[Web page and app entries]
━━━━━━━━━━━━━━━━━━━━━━━━━━━━━━

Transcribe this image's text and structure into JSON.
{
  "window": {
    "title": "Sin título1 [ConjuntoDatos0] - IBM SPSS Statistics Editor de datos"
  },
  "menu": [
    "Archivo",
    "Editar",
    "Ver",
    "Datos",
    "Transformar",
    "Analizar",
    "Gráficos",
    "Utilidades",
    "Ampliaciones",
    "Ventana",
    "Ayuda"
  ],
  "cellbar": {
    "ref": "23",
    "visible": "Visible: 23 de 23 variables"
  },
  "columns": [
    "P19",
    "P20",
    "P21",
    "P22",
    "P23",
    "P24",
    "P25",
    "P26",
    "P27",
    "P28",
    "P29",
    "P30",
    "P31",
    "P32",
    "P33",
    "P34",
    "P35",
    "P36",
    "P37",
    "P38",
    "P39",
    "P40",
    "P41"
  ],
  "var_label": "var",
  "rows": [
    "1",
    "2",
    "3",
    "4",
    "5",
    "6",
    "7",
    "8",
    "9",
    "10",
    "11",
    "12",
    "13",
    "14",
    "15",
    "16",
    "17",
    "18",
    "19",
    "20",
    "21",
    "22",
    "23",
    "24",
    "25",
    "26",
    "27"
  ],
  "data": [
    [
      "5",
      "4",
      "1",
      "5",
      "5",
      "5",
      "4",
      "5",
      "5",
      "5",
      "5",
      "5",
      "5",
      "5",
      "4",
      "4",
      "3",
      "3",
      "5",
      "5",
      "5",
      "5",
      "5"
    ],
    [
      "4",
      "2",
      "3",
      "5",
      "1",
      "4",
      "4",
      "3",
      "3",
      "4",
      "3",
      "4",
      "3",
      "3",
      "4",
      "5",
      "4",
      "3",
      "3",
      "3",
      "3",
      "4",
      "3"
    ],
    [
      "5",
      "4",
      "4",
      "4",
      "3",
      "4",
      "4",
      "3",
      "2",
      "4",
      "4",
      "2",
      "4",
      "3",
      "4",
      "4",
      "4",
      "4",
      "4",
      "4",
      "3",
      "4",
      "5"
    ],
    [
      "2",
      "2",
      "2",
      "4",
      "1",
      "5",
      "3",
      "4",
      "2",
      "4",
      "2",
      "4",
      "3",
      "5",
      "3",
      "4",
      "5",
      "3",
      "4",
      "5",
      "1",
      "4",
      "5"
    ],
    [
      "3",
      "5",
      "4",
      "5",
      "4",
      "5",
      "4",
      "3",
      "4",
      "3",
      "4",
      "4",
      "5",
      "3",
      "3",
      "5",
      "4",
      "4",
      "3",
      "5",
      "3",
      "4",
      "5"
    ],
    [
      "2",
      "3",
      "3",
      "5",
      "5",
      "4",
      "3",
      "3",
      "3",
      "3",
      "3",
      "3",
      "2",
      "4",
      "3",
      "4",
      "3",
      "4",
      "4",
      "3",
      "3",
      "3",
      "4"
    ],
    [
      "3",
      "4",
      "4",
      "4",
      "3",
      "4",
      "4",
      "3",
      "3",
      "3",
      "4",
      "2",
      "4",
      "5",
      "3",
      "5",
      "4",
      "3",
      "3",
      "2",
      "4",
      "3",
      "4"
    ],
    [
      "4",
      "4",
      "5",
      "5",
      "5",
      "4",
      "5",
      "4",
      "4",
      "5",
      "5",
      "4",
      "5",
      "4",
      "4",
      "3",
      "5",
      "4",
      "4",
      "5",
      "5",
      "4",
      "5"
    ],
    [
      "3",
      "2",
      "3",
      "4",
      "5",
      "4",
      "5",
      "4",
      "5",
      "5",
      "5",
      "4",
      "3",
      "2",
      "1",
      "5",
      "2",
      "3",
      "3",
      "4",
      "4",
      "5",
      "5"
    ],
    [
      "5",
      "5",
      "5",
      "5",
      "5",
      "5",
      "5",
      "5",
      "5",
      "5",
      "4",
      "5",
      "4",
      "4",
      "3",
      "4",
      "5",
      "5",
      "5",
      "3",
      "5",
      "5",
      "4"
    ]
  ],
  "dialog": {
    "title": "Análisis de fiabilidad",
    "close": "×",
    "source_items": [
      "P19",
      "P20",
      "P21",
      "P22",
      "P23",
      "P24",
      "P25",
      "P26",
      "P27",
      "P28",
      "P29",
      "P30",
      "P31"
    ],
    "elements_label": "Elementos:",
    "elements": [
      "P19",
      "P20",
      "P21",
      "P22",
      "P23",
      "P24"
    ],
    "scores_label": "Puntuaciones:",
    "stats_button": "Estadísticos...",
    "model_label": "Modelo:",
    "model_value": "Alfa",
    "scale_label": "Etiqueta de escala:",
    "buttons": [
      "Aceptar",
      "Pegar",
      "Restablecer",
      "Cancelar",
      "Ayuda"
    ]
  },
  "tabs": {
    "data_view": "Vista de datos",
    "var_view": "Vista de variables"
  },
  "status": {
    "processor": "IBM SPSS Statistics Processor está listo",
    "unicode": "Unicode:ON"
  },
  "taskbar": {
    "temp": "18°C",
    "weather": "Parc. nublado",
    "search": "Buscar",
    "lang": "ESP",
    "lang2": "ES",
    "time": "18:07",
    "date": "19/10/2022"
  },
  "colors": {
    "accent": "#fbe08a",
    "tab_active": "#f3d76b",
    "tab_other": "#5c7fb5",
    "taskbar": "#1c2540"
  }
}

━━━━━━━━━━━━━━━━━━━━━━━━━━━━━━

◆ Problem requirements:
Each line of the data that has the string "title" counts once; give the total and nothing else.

◆ Answer:
2